If the former, what I think is most important would be a visual
verification that each end of the connection is a 64-bit NIC plugged
into a 64-bit slot.
John W. Linville
Created attachment 108464 [details]
lspci from Scott Magill
Are the cards in question "normal" 32-bit PCI cards? The card edge
looks something like this:
_____ _ _ ____
| | | | | |
--- --------------- ---
Whereas the 64-bit PCI cards look more like this:
_____ _ _ _ ____
| | | | | | | |
--- --------------- --- ------------
Please also verify that the 64-bit cards are plugged into 64-bit
slots. This can be identified by the back part of the card edge
hanging over the back of the slot's connector.
I am having trouble recreating the problem unless at least one side
of the connection is using 32-bit cards (or 64-bit cards plugged into
Looking at the lspci file contained within the sysreport results from
comment 13, the capabilities of the PCI bridges on the box in question
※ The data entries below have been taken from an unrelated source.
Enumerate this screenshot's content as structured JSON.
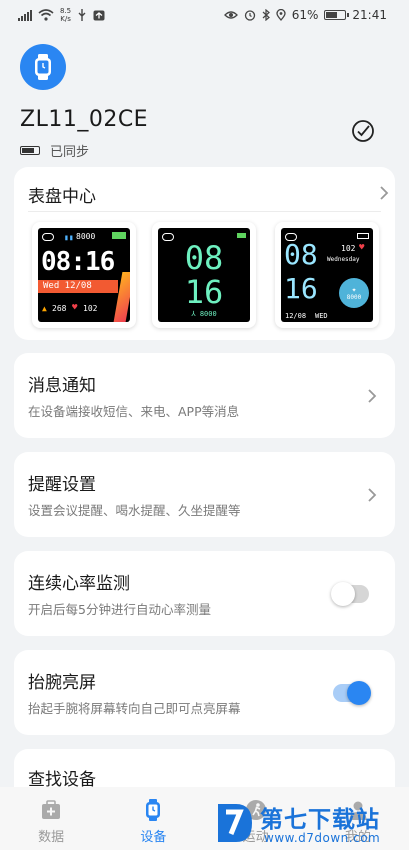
{
  "status_bar": {
    "net_speed_value": "8.5",
    "net_speed_unit": "K/s",
    "battery_percent": "61%",
    "battery_level": 0.61,
    "time": "21:41"
  },
  "device": {
    "name": "ZL11_02CE",
    "sync_status": "已同步",
    "battery_level": 0.8
  },
  "watchfaces": {
    "title": "表盘中心",
    "items": [
      {
        "steps": "8000",
        "time": "08:16",
        "date": "Wed  12/08",
        "calories": "268",
        "heart": "102"
      },
      {
        "hour": "08",
        "minute": "16",
        "steps": "8000"
      },
      {
        "heart": "102",
        "weekday": "Wednesday",
        "hour": "08",
        "minute": "16",
        "date": "12/08",
        "weekday_short": "WED",
        "steps": "8000"
      }
    ]
  },
  "settings": [
    {
      "title": "消息通知",
      "subtitle": "在设备端接收短信、来电、APP等消息",
      "control": "chevron"
    },
    {
      "title": "提醒设置",
      "subtitle": "设置会议提醒、喝水提醒、久坐提醒等",
      "control": "chevron"
    },
    {
      "title": "连续心率监测",
      "subtitle": "开启后每5分钟进行自动心率测量",
      "control": "toggle",
      "enabled": false
    },
    {
      "title": "抬腕亮屏",
      "subtitle": "抬起手腕将屏幕转向自己即可点亮屏幕",
      "control": "toggle",
      "enabled": true
    },
    {
      "title": "查找设备"
    }
  ],
  "bottom_nav": [
    {
      "label": "数据",
      "icon": "medkit-icon",
      "active": false
    },
    {
      "label": "设备",
      "icon": "watch-icon",
      "active": true
    },
    {
      "label": "运动",
      "icon": "run-icon",
      "active": false
    },
    {
      "label": "我的",
      "icon": "user-icon",
      "active": false
    }
  ],
  "watermark": {
    "title": "第七下载站",
    "url": "www.d7down.com"
  },
  "colors": {
    "accent": "#2a86f2",
    "background": "#f1f3f5",
    "card": "#ffffff",
    "toggle_off": "#d6d6d6",
    "heart": "#f0404a"
  }
}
show a "64bit-". This indicates a lack of 64-bit capability.
So, it certainly looks to me like the performance problems are related
to the (effective?) bus width of the NICs involved. Please refer back
to comment 18 where testing showed that even much slower CPUs achieved
much higher network performance when using 64-bit (rather than 32-bit)
Please also refer back to comment 23 where further testing showed that
the combination of 32-bit and 64-bit NICs even showed the
Tcpdackoldsent counters incrementing, replicating one of the more
curious aspects of this defect.
I have little doubt that a mismatch in NIC bandwidth between sender
and receiver is at the root of this problem.
I'm going to close this one. Please re-open if the behaviour can be
demonstrated using exclusively 64-bit hardware.